### Task brief
For the entries that follow, set down each one exactly and drop any pictures.

══ Excerpted data ══

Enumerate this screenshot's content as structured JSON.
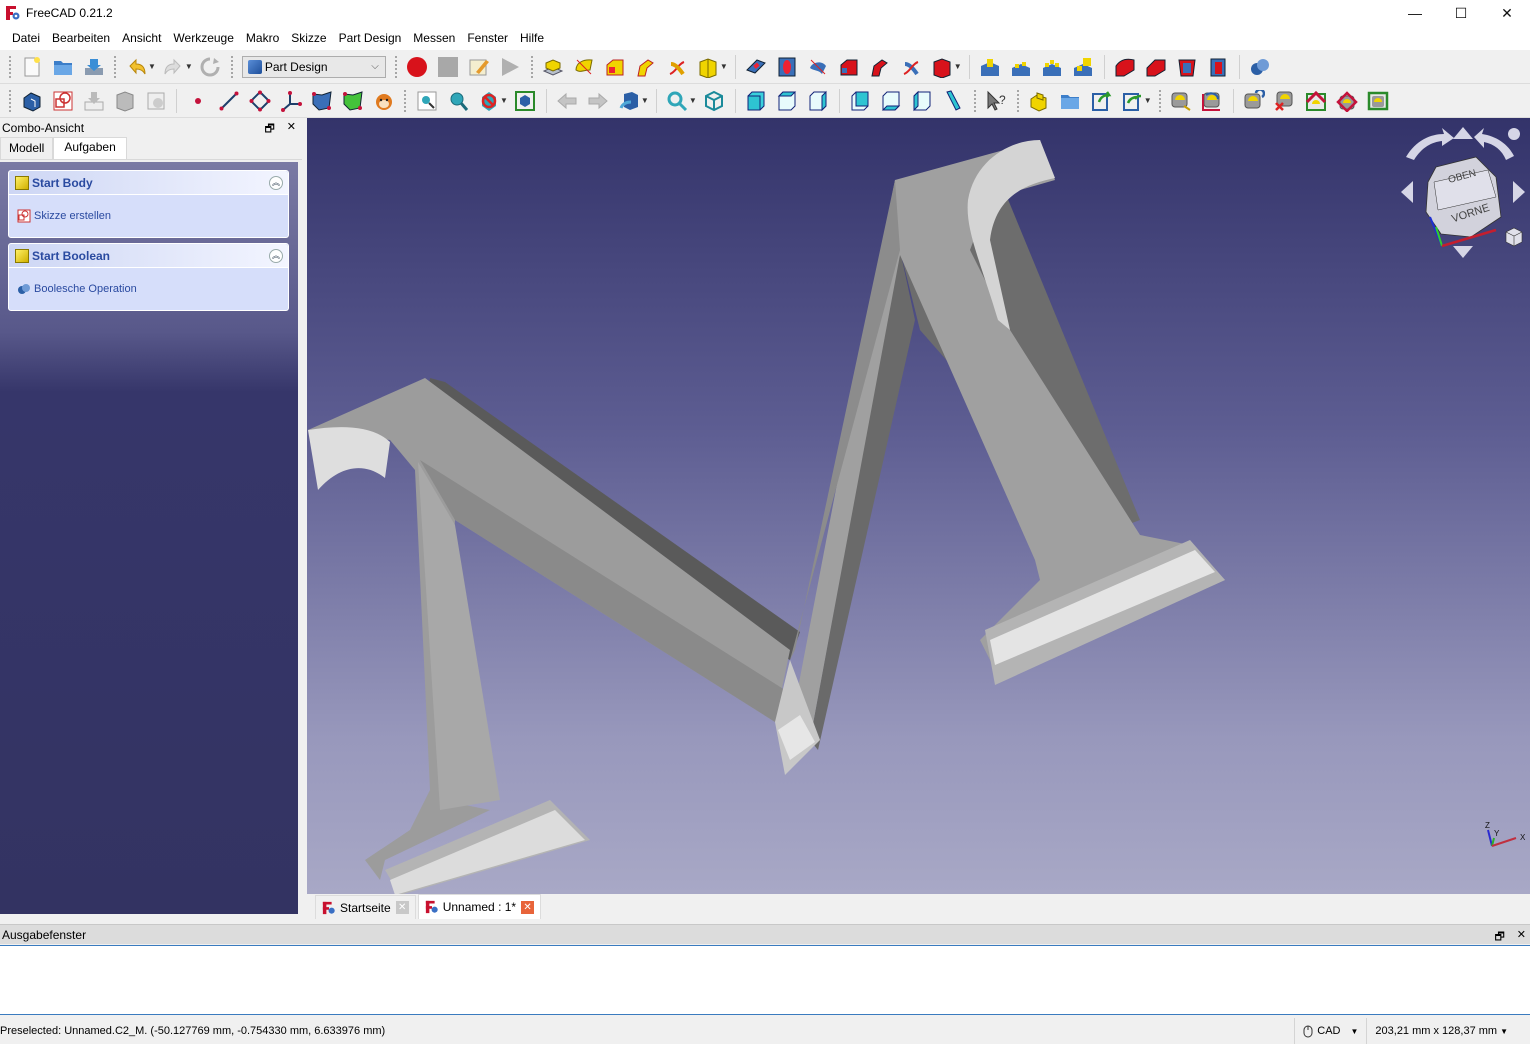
{
  "window": {
    "title": "FreeCAD 0.21.2",
    "controls": {
      "minimize": "—",
      "maximize": "☐",
      "close": "✕"
    }
  },
  "menubar": {
    "items": [
      "Datei",
      "Bearbeiten",
      "Ansicht",
      "Werkzeuge",
      "Makro",
      "Skizze",
      "Part Design",
      "Messen",
      "Fenster",
      "Hilfe"
    ]
  },
  "toolbar1": {
    "file_icons": [
      "new-document-icon",
      "open-icon",
      "save-icon"
    ],
    "edit_icons": [
      "undo-icon",
      "redo-icon",
      "refresh-icon"
    ],
    "workbench_selector": {
      "selected": "Part Design"
    },
    "macro_icons": [
      "record-macro-icon",
      "stop-macro-icon",
      "edit-macro-icon",
      "run-macro-icon"
    ],
    "partdesign_additive_icons": [
      "pad-icon",
      "revolution-icon",
      "additive-loft-icon",
      "additive-pipe-icon",
      "additive-helix-icon",
      "additive-primitive-icon"
    ],
    "partdesign_subtractive_icons": [
      "pocket-icon",
      "hole-icon",
      "groove-icon",
      "subtractive-loft-icon",
      "subtractive-pipe-icon",
      "subtractive-helix-icon",
      "subtractive-primitive-icon"
    ],
    "pattern_icons": [
      "mirrored-icon",
      "linear-pattern-icon",
      "polar-pattern-icon",
      "multi-transform-icon"
    ],
    "dressup_icons": [
      "fillet-icon",
      "chamfer-icon",
      "draft-icon",
      "thickness-icon"
    ],
    "boolean_icon": "boolean-icon"
  },
  "toolbar2": {
    "body_icons": [
      "body-icon",
      "create-sketch-icon",
      "validate-sketch-icon",
      "shape-binder-icon",
      "clone-icon"
    ],
    "datum_icons": [
      "datum-point-icon",
      "datum-line-icon",
      "datum-plane-icon",
      "local-cs-icon",
      "shape-binder-blue-icon",
      "subshape-binder-icon",
      "clone-animal-icon"
    ],
    "view_icons": [
      "fit-all-icon",
      "fit-selection-icon",
      "draw-style-icon",
      "bounding-box-icon"
    ],
    "nav_icons": [
      "back-icon",
      "forward-icon",
      "std-views-icon",
      "zoom-icon",
      "isometric-icon",
      "front-view-icon",
      "top-view-icon",
      "right-view-icon",
      "rear-view-icon",
      "bottom-view-icon",
      "left-view-icon",
      "measure-distance-icon"
    ],
    "help_icon": "whats-this-icon",
    "structure_icons": [
      "part-icon",
      "group-icon",
      "link-icon",
      "link-actions-icon"
    ],
    "measure_icons": [
      "measure-linear-icon",
      "measure-angular-icon",
      "measure-refresh-icon",
      "measure-clear-icon",
      "measure-toggle-all-icon",
      "measure-toggle-3d-icon",
      "measure-toggle-delta-icon"
    ]
  },
  "combo_view": {
    "title": "Combo-Ansicht",
    "tabs": [
      {
        "label": "Modell",
        "active": false
      },
      {
        "label": "Aufgaben",
        "active": true
      }
    ],
    "task_panels": [
      {
        "title": "Start Body",
        "action": "Skizze erstellen",
        "action_icon": "create-sketch-icon"
      },
      {
        "title": "Start Boolean",
        "action": "Boolesche Operation",
        "action_icon": "boolean-icon"
      }
    ]
  },
  "viewport": {
    "navcube": {
      "top_face": "OBEN",
      "front_face": "VORNE"
    },
    "axis_labels": {
      "x": "X",
      "y": "Y",
      "z": "Z"
    },
    "model_name": "C2_M"
  },
  "document_tabs": [
    {
      "label": "Startseite",
      "active": false
    },
    {
      "label": "Unnamed : 1*",
      "active": true
    }
  ],
  "output_window": {
    "title": "Ausgabefenster",
    "content": ""
  },
  "statusbar": {
    "message": "Preselected: Unnamed.C2_M. (-50.127769 mm, -0.754330 mm, 6.633976 mm)",
    "navigation_style": "CAD",
    "dimensions": "203,21 mm x 128,37 mm"
  },
  "colors": {
    "accent_blue": "#2a4aa0",
    "viewport_top": "#33336a",
    "viewport_bottom": "#a8a8c6",
    "model_gray": "#a0a0a0"
  }
}
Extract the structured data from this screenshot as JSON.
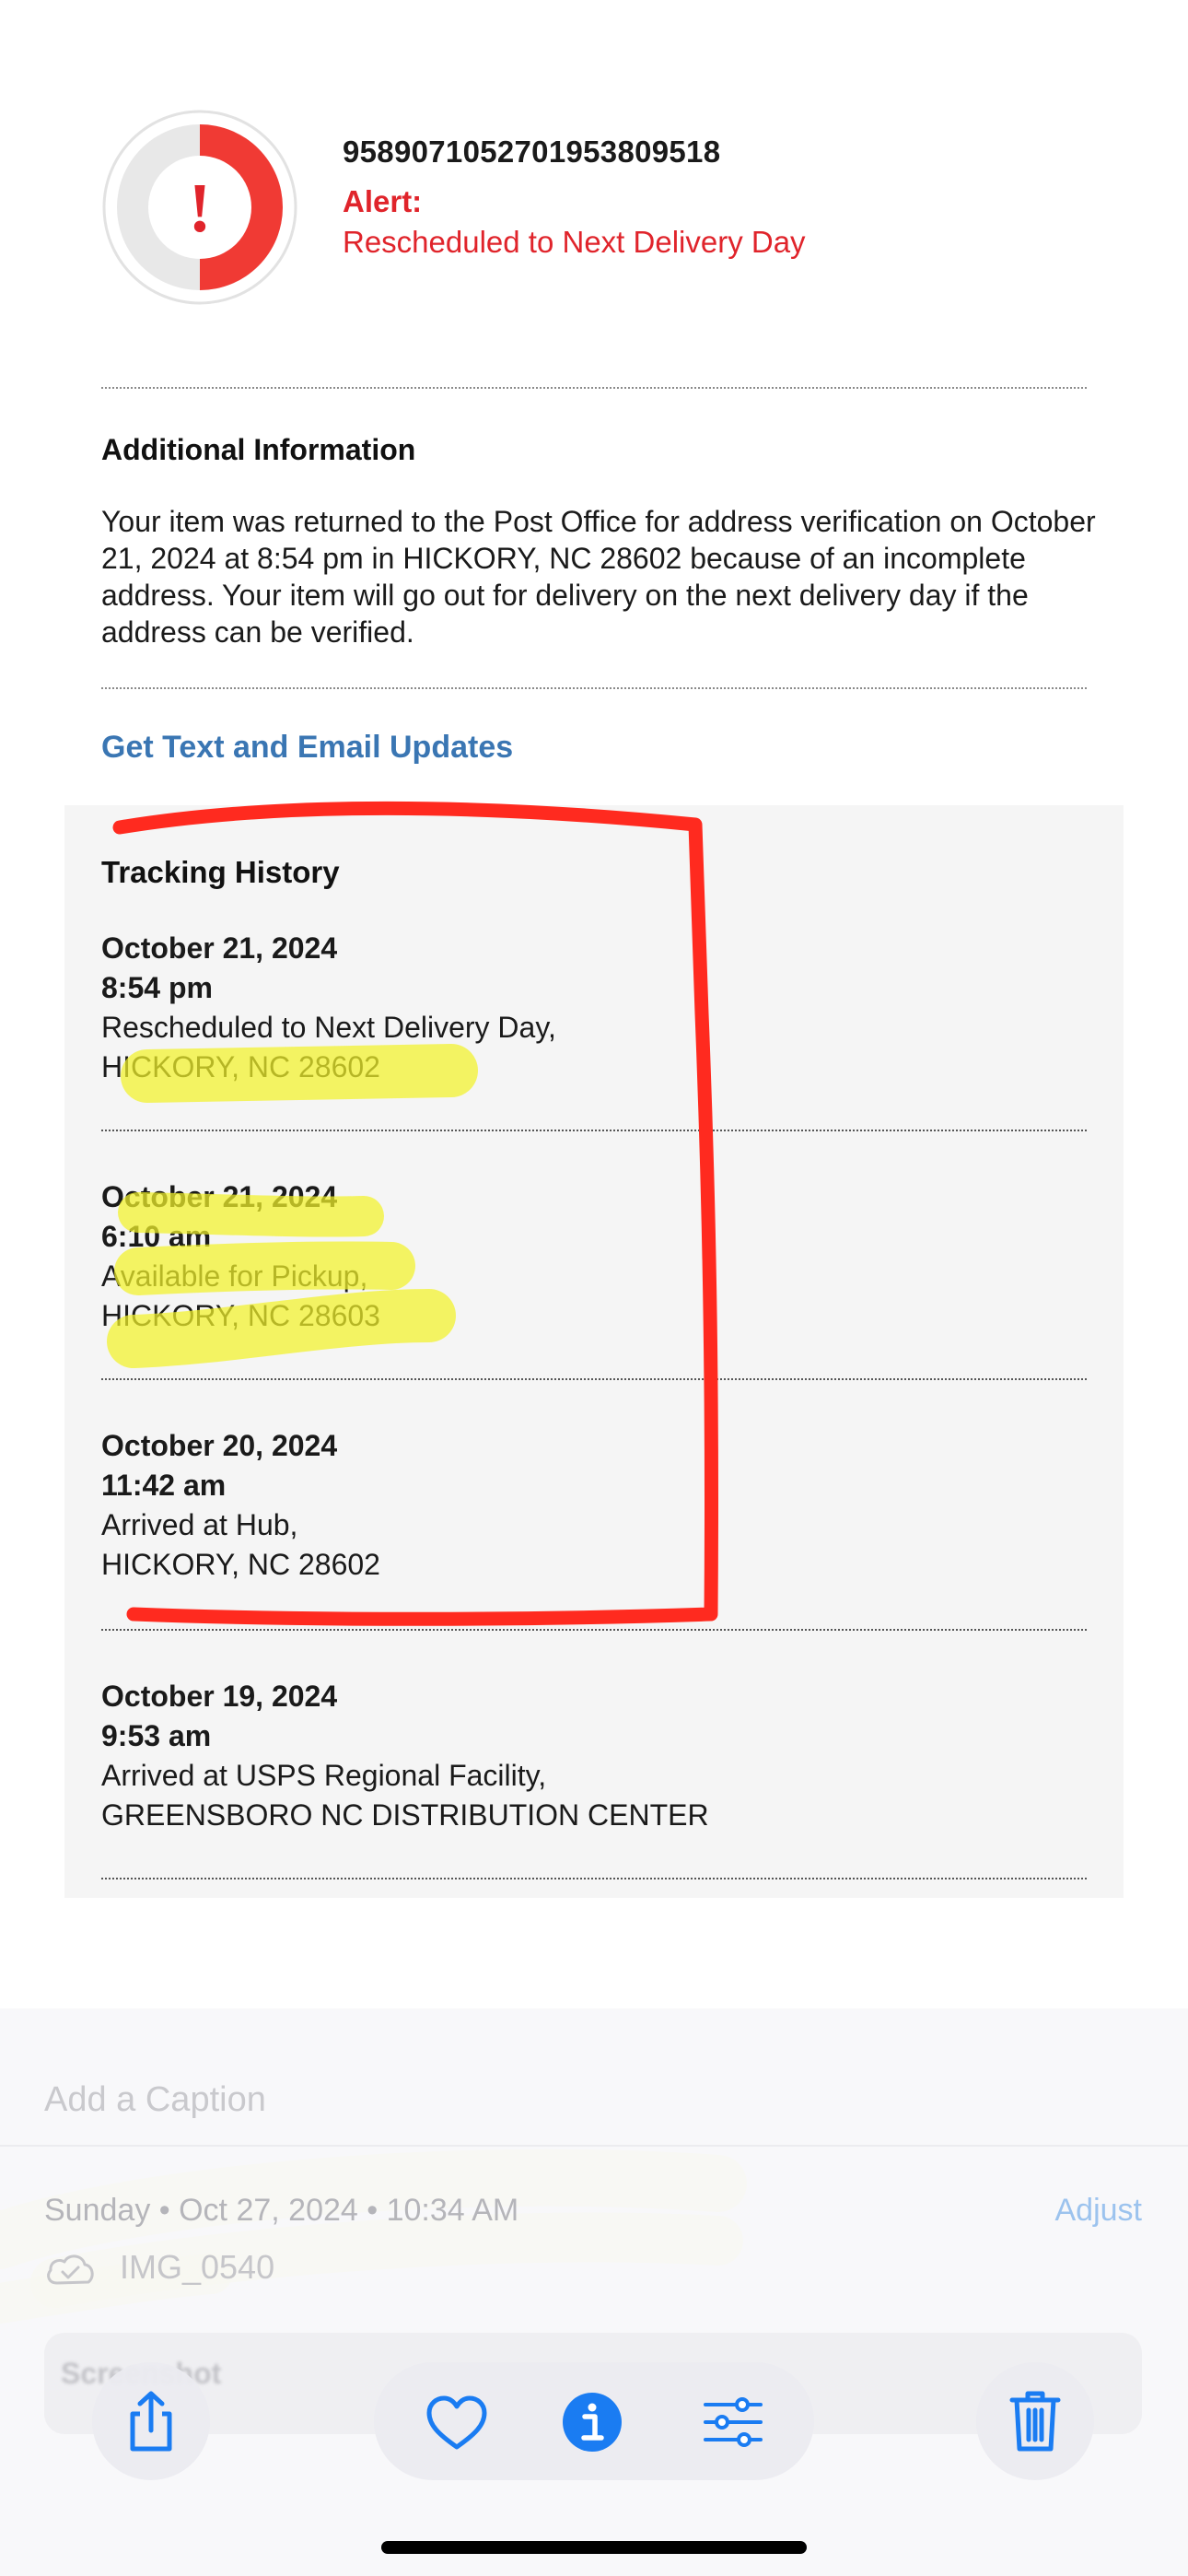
{
  "status": {
    "tracking_number": "9589071052701953809518",
    "alert_label": "Alert:",
    "alert_text": "Rescheduled to Next Delivery Day",
    "ring_color": "#f03a34"
  },
  "additional_info": {
    "title": "Additional Information",
    "text": "Your item was returned to the Post Office for address verification on October 21, 2024 at 8:54 pm in HICKORY, NC 28602 because of an incomplete address. Your item will go out for delivery on the next delivery day if the address can be verified."
  },
  "updates_link": "Get Text and Email Updates",
  "tracking_history": {
    "title": "Tracking History",
    "events": [
      {
        "date": "October 21, 2024",
        "time": "8:54 pm",
        "status": "Rescheduled to Next Delivery Day,",
        "location": "HICKORY, NC 28602"
      },
      {
        "date": "October 21, 2024",
        "time": "6:10 am",
        "status": "Available for Pickup,",
        "location": "HICKORY, NC 28603"
      },
      {
        "date": "October 20, 2024",
        "time": "11:42 am",
        "status": "Arrived at Hub,",
        "location": "HICKORY, NC 28602"
      },
      {
        "date": "October 19, 2024",
        "time": "9:53 am",
        "status": "Arrived at USPS Regional Facility,",
        "location": "GREENSBORO NC DISTRIBUTION CENTER"
      }
    ]
  },
  "photo_info": {
    "caption_placeholder": "Add a Caption",
    "date_line": "Sunday • Oct 27, 2024 • 10:34 AM",
    "adjust_label": "Adjust",
    "filename": "IMG_0540",
    "card_label": "Screenshot"
  },
  "colors": {
    "alert_red": "#e0242b",
    "link_blue": "#3a76b3",
    "ios_blue": "#1a7cf2",
    "annotation_red": "#ff2a1f",
    "highlighter_yellow": "#f3f22a"
  },
  "toolbar": {
    "share_icon": "share-icon",
    "favorite_icon": "heart-icon",
    "info_icon": "info-icon",
    "adjust_icon": "sliders-icon",
    "delete_icon": "trash-icon"
  }
}
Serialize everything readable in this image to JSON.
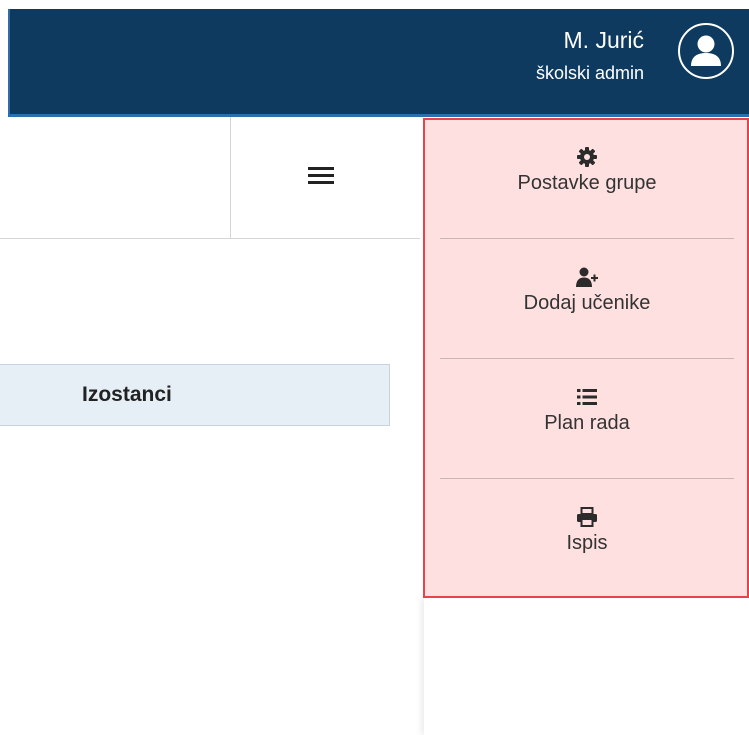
{
  "user": {
    "name": "M. Jurić",
    "role": "školski admin",
    "avatar_icon": "user-icon"
  },
  "toolbar": {
    "menu_icon": "hamburger-icon"
  },
  "table": {
    "columns": [
      "Izostanci"
    ]
  },
  "dropdown_menu": {
    "items": [
      {
        "label": "Postavke grupe",
        "icon": "gear-icon"
      },
      {
        "label": "Dodaj učenike",
        "icon": "user-plus-icon"
      },
      {
        "label": "Plan rada",
        "icon": "list-icon"
      },
      {
        "label": "Ispis",
        "icon": "printer-icon"
      }
    ]
  },
  "colors": {
    "header_bg": "#0e3a5f",
    "menu_bg": "#fee0e0",
    "menu_border": "#e8424a",
    "table_header_bg": "#e6eef6"
  }
}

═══

### Task response
Enumerate this screenshot's content as structured JSON.
{
  "window": {
    "title": "FreeCAD 0.21.2",
    "controls": {
      "minimize": "—",
      "maximize": "☐",
      "close": "✕"
    }
  },
  "menubar": {
    "items": [
      "Datei",
      "Bearbeiten",
      "Ansicht",
      "Werkzeuge",
      "Makro",
      "Skizze",
      "Part Design",
      "Messen",
      "Fenster",
      "Hilfe"
    ]
  },
  "toolbar1": {
    "file_icons": [
      "new-document-icon",
      "open-icon",
      "save-icon"
    ],
    "edit_icons": [
      "undo-icon",
      "redo-icon",
      "refresh-icon"
    ],
    "workbench_selector": {
      "selected": "Part Design"
    },
    "macro_icons": [
      "record-macro-icon",
      "stop-macro-icon",
      "edit-macro-icon",
      "run-macro-icon"
    ],
    "partdesign_additive_icons": [
      "pad-icon",
      "revolution-icon",
      "additive-loft-icon",
      "additive-pipe-icon",
      "additive-helix-icon",
      "additive-primitive-icon"
    ],
    "partdesign_subtractive_icons": [
      "pocket-icon",
      "hole-icon",
      "groove-icon",
      "subtractive-loft-icon",
      "subtractive-pipe-icon",
      "subtractive-helix-icon",
      "subtractive-primitive-icon"
    ],
    "pattern_icons": [
      "mirrored-icon",
      "linear-pattern-icon",
      "polar-pattern-icon",
      "multi-transform-icon"
    ],
    "dressup_icons": [
      "fillet-icon",
      "chamfer-icon",
      "draft-icon",
      "thickness-icon"
    ],
    "boolean_icon": "boolean-icon"
  },
  "toolbar2": {
    "body_icons": [
      "body-icon",
      "create-sketch-icon",
      "validate-sketch-icon",
      "shape-binder-icon",
      "clone-icon"
    ],
    "datum_icons": [
      "datum-point-icon",
      "datum-line-icon",
      "datum-plane-icon",
      "local-cs-icon",
      "shape-binder-blue-icon",
      "subshape-binder-icon",
      "clone-animal-icon"
    ],
    "view_icons": [
      "fit-all-icon",
      "fit-selection-icon",
      "draw-style-icon",
      "bounding-box-icon"
    ],
    "nav_icons": [
      "back-icon",
      "forward-icon",
      "std-views-icon",
      "zoom-icon",
      "isometric-icon",
      "front-view-icon",
      "top-view-icon",
      "right-view-icon",
      "rear-view-icon",
      "bottom-view-icon",
      "left-view-icon",
      "measure-distance-icon"
    ],
    "help_icon": "whats-this-icon",
    "structure_icons": [
      "part-icon",
      "group-icon",
      "link-icon",
      "link-actions-icon"
    ],
    "measure_icons": [
      "measure-linear-icon",
      "measure-angular-icon",
      "measure-refresh-icon",
      "measure-clear-icon",
      "measure-toggle-all-icon",
      "measure-toggle-3d-icon",
      "measure-toggle-delta-icon"
    ]
  },
  "combo_view": {
    "title": "Combo-Ansicht",
    "tabs": [
      {
        "label": "Modell",
        "active": false
      },
      {
        "label": "Aufgaben",
        "active": true
      }
    ],
    "task_panels": [
      {
        "title": "Start Body",
        "action": "Skizze erstellen",
        "action_icon": "create-sketch-icon"
      },
      {
        "title": "Start Boolean",
        "action": "Boolesche Operation",
        "action_icon": "boolean-icon"
      }
    ]
  },
  "viewport": {
    "navcube": {
      "top_face": "OBEN",
      "front_face": "VORNE"
    },
    "axis_labels": {
      "x": "X",
      "y": "Y",
      "z": "Z"
    },
    "model_name": "C2_M"
  },
  "document_tabs": [
    {
      "label": "Startseite",
      "active": false
    },
    {
      "label": "Unnamed : 1*",
      "active": true
    }
  ],
  "output_window": {
    "title": "Ausgabefenster",
    "content": ""
  },
  "statusbar": {
    "message": "Preselected: Unnamed.C2_M. (-50.127769 mm, -0.754330 mm, 6.633976 mm)",
    "navigation_style": "CAD",
    "dimensions": "203,21 mm x 128,37 mm"
  },
  "colors": {
    "accent_blue": "#2a4aa0",
    "viewport_top": "#33336a",
    "viewport_bottom": "#a8a8c6",
    "model_gray": "#a0a0a0"
  }
}
Extract the structured data from this screenshot as JSON.
{
  "status": {
    "tracking_number": "9589071052701953809518",
    "alert_label": "Alert:",
    "alert_text": "Rescheduled to Next Delivery Day",
    "ring_color": "#f03a34"
  },
  "additional_info": {
    "title": "Additional Information",
    "text": "Your item was returned to the Post Office for address verification on October 21, 2024 at 8:54 pm in HICKORY, NC 28602 because of an incomplete address. Your item will go out for delivery on the next delivery day if the address can be verified."
  },
  "updates_link": "Get Text and Email Updates",
  "tracking_history": {
    "title": "Tracking History",
    "events": [
      {
        "date": "October 21, 2024",
        "time": "8:54 pm",
        "status": "Rescheduled to Next Delivery Day,",
        "location": "HICKORY, NC 28602"
      },
      {
        "date": "October 21, 2024",
        "time": "6:10 am",
        "status": "Available for Pickup,",
        "location": "HICKORY, NC 28603"
      },
      {
        "date": "October 20, 2024",
        "time": "11:42 am",
        "status": "Arrived at Hub,",
        "location": "HICKORY, NC 28602"
      },
      {
        "date": "October 19, 2024",
        "time": "9:53 am",
        "status": "Arrived at USPS Regional Facility,",
        "location": "GREENSBORO NC DISTRIBUTION CENTER"
      }
    ]
  },
  "photo_info": {
    "caption_placeholder": "Add a Caption",
    "date_line": "Sunday • Oct 27, 2024 • 10:34 AM",
    "adjust_label": "Adjust",
    "filename": "IMG_0540",
    "card_label": "Screenshot"
  },
  "colors": {
    "alert_red": "#e0242b",
    "link_blue": "#3a76b3",
    "ios_blue": "#1a7cf2",
    "annotation_red": "#ff2a1f",
    "highlighter_yellow": "#f3f22a"
  },
  "toolbar": {
    "share_icon": "share-icon",
    "favorite_icon": "heart-icon",
    "info_icon": "info-icon",
    "adjust_icon": "sliders-icon",
    "delete_icon": "trash-icon"
  }
}
Serialize everything readable in this image to JSON.
{
  "user": {
    "name": "M. Jurić",
    "role": "školski admin",
    "avatar_icon": "user-icon"
  },
  "toolbar": {
    "menu_icon": "hamburger-icon"
  },
  "table": {
    "columns": [
      "Izostanci"
    ]
  },
  "dropdown_menu": {
    "items": [
      {
        "label": "Postavke grupe",
        "icon": "gear-icon"
      },
      {
        "label": "Dodaj učenike",
        "icon": "user-plus-icon"
      },
      {
        "label": "Plan rada",
        "icon": "list-icon"
      },
      {
        "label": "Ispis",
        "icon": "printer-icon"
      }
    ]
  },
  "colors": {
    "header_bg": "#0e3a5f",
    "menu_bg": "#fee0e0",
    "menu_border": "#e8424a",
    "table_header_bg": "#e6eef6"
  }
}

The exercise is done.